p.s. mics don't "care" whether they're above or below the source. If you can put it below, aimed up, and get it a bit closer, it's worth a try. That's what I do for the online lessons I am taking - just a regular SDC on a short stand with a short boom just below waist height while I'm seated. (It is a little bit farther than optimal, but my room is well treated so most noise is just externall stuff.) I like that there's no long boom hanging overhead!
 
Last edited:

Ed Fones

Active member
Yes originally I just had it set in 32bit which means the input gain is pre set.

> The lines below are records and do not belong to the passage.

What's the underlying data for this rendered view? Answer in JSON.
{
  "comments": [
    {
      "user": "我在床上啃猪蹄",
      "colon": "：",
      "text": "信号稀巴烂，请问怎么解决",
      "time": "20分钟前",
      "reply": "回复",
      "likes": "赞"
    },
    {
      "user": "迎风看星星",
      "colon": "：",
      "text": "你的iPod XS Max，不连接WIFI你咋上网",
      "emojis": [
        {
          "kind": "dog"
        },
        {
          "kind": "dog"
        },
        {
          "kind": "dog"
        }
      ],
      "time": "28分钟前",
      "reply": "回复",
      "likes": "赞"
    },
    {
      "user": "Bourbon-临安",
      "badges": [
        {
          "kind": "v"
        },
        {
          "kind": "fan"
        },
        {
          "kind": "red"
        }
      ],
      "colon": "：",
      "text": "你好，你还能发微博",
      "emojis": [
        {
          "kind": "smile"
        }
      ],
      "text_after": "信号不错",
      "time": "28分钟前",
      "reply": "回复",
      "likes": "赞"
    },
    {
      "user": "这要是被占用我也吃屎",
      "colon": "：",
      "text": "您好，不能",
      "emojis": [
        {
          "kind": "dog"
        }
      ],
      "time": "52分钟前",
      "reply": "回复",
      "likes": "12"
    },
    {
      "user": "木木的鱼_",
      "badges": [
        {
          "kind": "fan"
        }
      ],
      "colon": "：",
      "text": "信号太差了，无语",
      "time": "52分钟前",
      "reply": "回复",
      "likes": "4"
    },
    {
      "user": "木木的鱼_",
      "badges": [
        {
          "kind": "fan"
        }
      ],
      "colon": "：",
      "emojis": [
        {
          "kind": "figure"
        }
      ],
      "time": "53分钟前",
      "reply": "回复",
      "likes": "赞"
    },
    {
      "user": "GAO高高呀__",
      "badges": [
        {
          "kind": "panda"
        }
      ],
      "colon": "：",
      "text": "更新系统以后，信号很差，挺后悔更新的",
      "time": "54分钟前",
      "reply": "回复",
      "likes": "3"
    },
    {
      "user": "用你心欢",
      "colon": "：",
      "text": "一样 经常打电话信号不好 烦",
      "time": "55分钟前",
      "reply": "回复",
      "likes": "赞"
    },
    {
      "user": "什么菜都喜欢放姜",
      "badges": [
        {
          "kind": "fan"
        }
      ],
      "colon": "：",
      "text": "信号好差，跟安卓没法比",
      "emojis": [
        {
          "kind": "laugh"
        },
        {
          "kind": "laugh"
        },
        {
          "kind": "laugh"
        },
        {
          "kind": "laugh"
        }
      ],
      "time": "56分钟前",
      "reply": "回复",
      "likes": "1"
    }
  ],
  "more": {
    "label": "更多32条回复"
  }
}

Yes I watched his vids and what Rob Aylestone said, I repositioned the mic closer.

The mic is now less than 300mm away from the top of her head. Front positioning is better but problematic with video. Neck and chest positioning is ideal because face positioning picks up lots of mouth noises.
 

rob aylestone

Well-known member
Chest is important. Before we had miniature mics for lavs, we hung mics around peoples necks and they’d be around about the sternum (is that the right word for the flat bit?) it would have a strange sort of honk from the resonance of your chest cavity. A sort of big hump in the frequency response. Some manufacturers would tweak the curve of the mic to remove it, but then it sounded thin on some people? In the seventies, graphics started appearing and you could start to flatten them properly, but the new small mics a bit higher up, fixed it much better.

the trouble with shotguns is a simple one. They need to be aimed at the place the noise comes from. Distance makes aiming more tricky, and the extra gain needed brings up the background you hear when you miss the mouth. Despite having lots of them, I don’t use them in my studio for videos simply because a few degrees of a head turn to address more than one camera is such a strong timbre change.

back in the 90’s I had five in a row along the stage edge and the capture was horrrible. Not just the annoying comb filtering, but with actors, they’d stand one metre to the left and they would be replaced by the singing of the actor three metres back singing with gusto. I swapped them for boundary mics and there was so much improvement.

shotguns need constant aiming, or keeping the source tied down so they can move. They’re a specialist tool, sadly now just misused by loads of how to YouTube videos. For most people, a super or hyper-cardioid would be so much better.
 

rob aylestone

Well-known member
I did a short video, and at the end gave my conclusion - which wasn't actually what I expected.

The lav is in severe need of EQ - the one I recorded first was a B6 Countryman, one of my favourites, but I messed up. I pulled it out and the cable had a knot in it, and somebody had pulled it quite tight, so I prised the not turns apart with a screwdriver and managed to snap something inside (I suspect) the mic was low output and there was a fairly nasty interference, that I tracked down to a dodgy power supply. It made the audio unusuable, and the Proel was a poor choice, but the only one I had available.

 

Ed Fones

Active member
All new tests point to room treatment. At present have old duvets hanging from ceiling everywhere and a real improvement possibly even useable. Now just need some very cheap acoustic foam and lots of it.
 
Top